The customer, Barry Cleveland Roberts, 22, of the 2600 block of Sunrise Ave. in Chesapeake, is accused in an Oct. 12 shooting death. Baltimore police responding to a gunfire report found an 18-year-old man riddled with bullet wounds in the street, according to Officer Troy Harris, a police spokesman. He died hours later.

Police don't have a motive, but the next day they obtained a warrant accusing Roberts, Harris said. Roberts is in the Norfolk City Jail awaiting extradition to Maryland.

"Some criminals are under the illusion, I guess, that states don't talk to each other," said Sgt. Michelle Cotten, a Virginia State Police spokeswoman.

From January through September this year, there were 168,312 recorded firearm transactions in Virginia, according to the State Police. Of those, 181 were denied because there were outstanding felony or misdemeanor warrants on the applicants, and 54 people were arrested, said Corinne Geller, a State Police spokeswoman.

Bob's Gun Shop employees said Roberts insisted to police that it wouldn't make sense for him to go in there if he knew there was an arrest warrant out on him.

"That's why it's so unusual for it to occur," Marcus, the shop's owner since 1989, said of the homicide arrest, "because most people are smarter than that."
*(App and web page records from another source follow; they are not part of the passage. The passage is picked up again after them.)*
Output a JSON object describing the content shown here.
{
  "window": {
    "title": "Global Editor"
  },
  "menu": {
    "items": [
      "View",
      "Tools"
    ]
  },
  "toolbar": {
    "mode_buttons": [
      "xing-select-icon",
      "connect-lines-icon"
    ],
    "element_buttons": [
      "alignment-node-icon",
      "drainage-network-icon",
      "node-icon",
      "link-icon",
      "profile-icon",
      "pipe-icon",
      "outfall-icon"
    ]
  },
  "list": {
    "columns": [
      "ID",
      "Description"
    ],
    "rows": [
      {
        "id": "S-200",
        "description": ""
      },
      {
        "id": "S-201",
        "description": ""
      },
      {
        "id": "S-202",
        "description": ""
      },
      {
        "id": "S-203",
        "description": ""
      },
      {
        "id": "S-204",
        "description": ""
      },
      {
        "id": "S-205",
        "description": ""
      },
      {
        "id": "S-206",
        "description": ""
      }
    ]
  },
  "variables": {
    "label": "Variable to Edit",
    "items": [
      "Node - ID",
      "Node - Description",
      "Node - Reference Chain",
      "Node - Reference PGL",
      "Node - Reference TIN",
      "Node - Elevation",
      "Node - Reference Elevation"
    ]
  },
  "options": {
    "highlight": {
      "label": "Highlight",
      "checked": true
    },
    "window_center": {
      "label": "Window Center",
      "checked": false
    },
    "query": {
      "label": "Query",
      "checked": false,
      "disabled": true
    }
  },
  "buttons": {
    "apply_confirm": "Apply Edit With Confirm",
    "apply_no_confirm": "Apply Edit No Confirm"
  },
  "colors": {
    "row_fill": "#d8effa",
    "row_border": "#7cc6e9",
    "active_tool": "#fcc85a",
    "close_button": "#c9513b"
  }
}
He said his store gets one or two denials a week out of 100 attempted transactions but has never had one for something like this.

"The people of the commonwealth can rest easy tonight because there's a system in place and it works," Marcus said.

The quick turnaround does little to hinder Second Amendment rights, which is why gun-store owners are OK with it, he said.

Was he nervous about the "sting"?

"I wasn't," he said. "We have more guns than he has."